[[ Data records open ]]

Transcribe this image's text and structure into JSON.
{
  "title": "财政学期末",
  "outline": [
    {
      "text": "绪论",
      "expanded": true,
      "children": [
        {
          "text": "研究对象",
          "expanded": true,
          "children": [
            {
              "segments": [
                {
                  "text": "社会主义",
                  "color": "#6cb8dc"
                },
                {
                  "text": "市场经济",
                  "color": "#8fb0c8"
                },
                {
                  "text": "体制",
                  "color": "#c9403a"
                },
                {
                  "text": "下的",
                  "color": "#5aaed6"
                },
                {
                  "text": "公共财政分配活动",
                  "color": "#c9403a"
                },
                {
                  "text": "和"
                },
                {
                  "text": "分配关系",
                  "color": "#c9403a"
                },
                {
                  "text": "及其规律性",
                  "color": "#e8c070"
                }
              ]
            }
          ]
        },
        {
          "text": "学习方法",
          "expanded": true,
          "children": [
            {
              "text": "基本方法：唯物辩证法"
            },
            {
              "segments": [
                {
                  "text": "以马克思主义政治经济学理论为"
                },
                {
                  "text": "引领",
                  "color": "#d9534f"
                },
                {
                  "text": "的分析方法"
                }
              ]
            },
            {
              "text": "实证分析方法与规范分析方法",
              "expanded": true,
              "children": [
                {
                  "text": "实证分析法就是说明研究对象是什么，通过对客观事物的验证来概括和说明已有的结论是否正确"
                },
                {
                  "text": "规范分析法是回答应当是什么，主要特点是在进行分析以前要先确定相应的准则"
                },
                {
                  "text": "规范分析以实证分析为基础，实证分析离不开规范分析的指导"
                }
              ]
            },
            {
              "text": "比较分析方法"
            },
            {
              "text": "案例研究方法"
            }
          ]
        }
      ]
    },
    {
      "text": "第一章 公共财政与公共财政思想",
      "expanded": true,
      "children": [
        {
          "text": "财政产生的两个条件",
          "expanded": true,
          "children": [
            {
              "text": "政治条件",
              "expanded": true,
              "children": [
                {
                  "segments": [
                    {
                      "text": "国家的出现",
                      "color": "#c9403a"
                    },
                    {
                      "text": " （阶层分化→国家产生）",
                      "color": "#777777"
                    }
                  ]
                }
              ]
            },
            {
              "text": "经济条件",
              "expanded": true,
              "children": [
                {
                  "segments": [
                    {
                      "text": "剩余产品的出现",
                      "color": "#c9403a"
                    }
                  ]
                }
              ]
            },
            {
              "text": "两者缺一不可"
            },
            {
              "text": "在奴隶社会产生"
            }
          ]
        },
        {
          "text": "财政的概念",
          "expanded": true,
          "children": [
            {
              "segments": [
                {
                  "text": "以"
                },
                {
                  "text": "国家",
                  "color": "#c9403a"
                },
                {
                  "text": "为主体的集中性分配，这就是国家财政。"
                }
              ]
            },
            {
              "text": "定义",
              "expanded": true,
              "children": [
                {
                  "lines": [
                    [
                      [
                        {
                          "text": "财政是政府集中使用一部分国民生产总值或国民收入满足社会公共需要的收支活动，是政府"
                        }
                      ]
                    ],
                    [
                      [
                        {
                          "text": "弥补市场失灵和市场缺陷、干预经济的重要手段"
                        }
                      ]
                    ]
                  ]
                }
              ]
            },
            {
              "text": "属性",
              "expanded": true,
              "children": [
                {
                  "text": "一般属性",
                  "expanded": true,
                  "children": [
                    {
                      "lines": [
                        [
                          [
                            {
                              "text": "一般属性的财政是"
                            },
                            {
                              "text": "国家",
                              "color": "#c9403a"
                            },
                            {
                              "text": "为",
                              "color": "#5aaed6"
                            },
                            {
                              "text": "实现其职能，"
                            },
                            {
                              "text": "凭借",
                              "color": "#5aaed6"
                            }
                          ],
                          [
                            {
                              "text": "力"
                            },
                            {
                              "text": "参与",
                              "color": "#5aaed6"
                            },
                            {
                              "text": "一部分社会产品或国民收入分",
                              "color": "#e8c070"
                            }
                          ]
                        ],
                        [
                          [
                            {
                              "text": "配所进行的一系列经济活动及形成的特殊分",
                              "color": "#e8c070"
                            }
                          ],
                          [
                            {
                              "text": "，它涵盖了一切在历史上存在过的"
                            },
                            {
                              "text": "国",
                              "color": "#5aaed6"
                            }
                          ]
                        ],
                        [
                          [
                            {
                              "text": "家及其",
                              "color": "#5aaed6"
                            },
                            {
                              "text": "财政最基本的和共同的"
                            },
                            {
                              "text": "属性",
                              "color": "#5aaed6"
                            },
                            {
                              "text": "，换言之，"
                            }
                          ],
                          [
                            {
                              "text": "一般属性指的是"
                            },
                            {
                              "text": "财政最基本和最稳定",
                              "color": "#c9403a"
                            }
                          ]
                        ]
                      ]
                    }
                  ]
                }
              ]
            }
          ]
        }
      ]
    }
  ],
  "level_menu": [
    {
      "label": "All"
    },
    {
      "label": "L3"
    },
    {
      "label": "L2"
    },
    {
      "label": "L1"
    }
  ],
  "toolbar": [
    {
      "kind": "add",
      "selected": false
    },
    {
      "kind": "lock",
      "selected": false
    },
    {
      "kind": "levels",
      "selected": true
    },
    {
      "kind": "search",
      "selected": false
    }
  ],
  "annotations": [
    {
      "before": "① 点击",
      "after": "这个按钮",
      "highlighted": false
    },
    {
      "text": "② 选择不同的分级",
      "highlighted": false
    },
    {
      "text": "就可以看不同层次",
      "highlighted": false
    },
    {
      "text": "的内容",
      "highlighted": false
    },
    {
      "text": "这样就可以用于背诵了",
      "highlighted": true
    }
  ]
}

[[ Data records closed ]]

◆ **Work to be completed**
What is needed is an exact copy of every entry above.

◆ **Response to this task**
Transcribe this image's text and structure into JSON.
{
  "title": "财政学期末",
  "outline": [
    {
      "text": "绪论",
      "expanded": true,
      "children": [
        {
          "text": "研究对象",
          "expanded": true,
          "children": [
            {
              "segments": [
                {
                  "text": "社会主义",
                  "color": "#6cb8dc"
                },
                {
                  "text": "市场经济",
                  "color": "#8fb0c8"
                },
                {
                  "text": "体制",
                  "color": "#c9403a"
                },
                {
                  "text": "下的",
                  "color": "#5aaed6"
                },
                {
                  "text": "公共财政分配活动",
                  "color": "#c9403a"
                },
                {
                  "text": "和"
                },
                {
                  "text": "分配关系",
                  "color": "#c9403a"
                },
                {
                  "text": "及其规律性",
                  "color": "#e8c070"
                }
              ]
            }
          ]
        },
        {
          "text": "学习方法",
          "expanded": true,
          "children": [
            {
              "text": "基本方法：唯物辩证法"
            },
            {
              "segments": [
                {
                  "text": "以马克思主义政治经济学理论为"
                },
                {
                  "text": "引领",
                  "color": "#d9534f"
                },
                {
                  "text": "的分析方法"
                }
              ]
            },
            {
              "text": "实证分析方法与规范分析方法",
              "expanded": true,
              "children": [
                {
                  "text": "实证分析法就是说明研究对象是什么，通过对客观事物的验证来概括和说明已有的结论是否正确"
                },
                {
                  "text": "规范分析法是回答应当是什么，主要特点是在进行分析以前要先确定相应的准则"
                },
                {
                  "text": "规范分析以实证分析为基础，实证分析离不开规范分析的指导"
                }
              ]
            },
            {
              "text": "比较分析方法"
            },
            {
              "text": "案例研究方法"
            }
          ]
        }
      ]
    },
    {
      "text": "第一章 公共财政与公共财政思想",
      "expanded": true,
      "children": [
        {
          "text": "财政产生的两个条件",
          "expanded": true,
          "children": [
            {
              "text": "政治条件",
              "expanded": true,
              "children": [
                {
                  "segments": [
                    {
                      "text": "国家的出现",
                      "color": "#c9403a"
                    },
                    {
                      "text": " （阶层分化→国家产生）",
                      "color": "#777777"
                    }
                  ]
                }
              ]
            },
            {
              "text": "经济条件",
              "expanded": true,
              "children": [
                {
                  "segments": [
                    {
                      "text": "剩余产品的出现",
                      "color": "#c9403a"
                    }
                  ]
                }
              ]
            },
            {
              "text": "两者缺一不可"
            },
            {
              "text": "在奴隶社会产生"
            }
          ]
        },
        {
          "text": "财政的概念",
          "expanded": true,
          "children": [
            {
              "segments": [
                {
                  "text": "以"
                },
                {
                  "text": "国家",
                  "color": "#c9403a"
                },
                {
                  "text": "为主体的集中性分配，这就是国家财政。"
                }
              ]
            },
            {
              "text": "定义",
              "expanded": true,
              "children": [
                {
                  "lines": [
                    [
                      [
                        {
                          "text": "财政是政府集中使用一部分国民生产总值或国民收入满足社会公共需要的收支活动，是政府"
                        }
                      ]
                    ],
                    [
                      [
                        {
                          "text": "弥补市场失灵和市场缺陷、干预经济的重要手段"
                        }
                      ]
                    ]
                  ]
                }
              ]
            },
            {
              "text": "属性",
              "expanded": true,
              "children": [
                {
                  "text": "一般属性",
                  "expanded": true,
                  "children": [
                    {
                      "lines": [
                        [
                          [
                            {
                              "text": "一般属性的财政是"
                            },
                            {
                              "text": "国家",
                              "color": "#c9403a"
                            },
                            {
                              "text": "为",
                              "color": "#5aaed6"
                            },
                            {
                              "text": "实现其职能，"
                            },
                            {
                              "text": "凭借",
                              "color": "#5aaed6"
                            }
                          ],
                          [
                            {
                              "text": "力"
                            },
                            {
                              "text": "参与",
                              "color": "#5aaed6"
                            },
                            {
                              "text": "一部分社会产品或国民收入分",
                              "color": "#e8c070"
                            }
                          ]
                        ],
                        [
                          [
                            {
                              "text": "配所进行的一系列经济活动及形成的特殊分",
                              "color": "#e8c070"
                            }
                          ],
                          [
                            {
                              "text": "，它涵盖了一切在历史上存在过的"
                            },
                            {
                              "text": "国",
                              "color": "#5aaed6"
                            }
                          ]
                        ],
                        [
                          [
                            {
                              "text": "家及其",
                              "color": "#5aaed6"
                            },
                            {
                              "text": "财政最基本的和共同的"
                            },
                            {
                              "text": "属性",
                              "color": "#5aaed6"
                            },
                            {
                              "text": "，换言之，"
                            }
                          ],
                          [
                            {
                              "text": "一般属性指的是"
                            },
                            {
                              "text": "财政最基本和最稳定",
                              "color": "#c9403a"
                            }
                          ]
                        ]
                      ]
                    }
                  ]
                }
              ]
            }
          ]
        }
      ]
    }
  ],
  "level_menu": [
    {
      "label": "All"
    },
    {
      "label": "L3"
    },
    {
      "label": "L2"
    },
    {
      "label": "L1"
    }
  ],
  "toolbar": [
    {
      "kind": "add",
      "selected": false
    },
    {
      "kind": "lock",
      "selected": false
    },
    {
      "kind": "levels",
      "selected": true
    },
    {
      "kind": "search",
      "selected": false
    }
  ],
  "annotations": [
    {
      "before": "① 点击",
      "after": "这个按钮",
      "highlighted": false
    },
    {
      "text": "② 选择不同的分级",
      "highlighted": false
    },
    {
      "text": "就可以看不同层次",
      "highlighted": false
    },
    {
      "text": "的内容",
      "highlighted": false
    },
    {
      "text": "这样就可以用于背诵了",
      "highlighted": true
    }
  ]
}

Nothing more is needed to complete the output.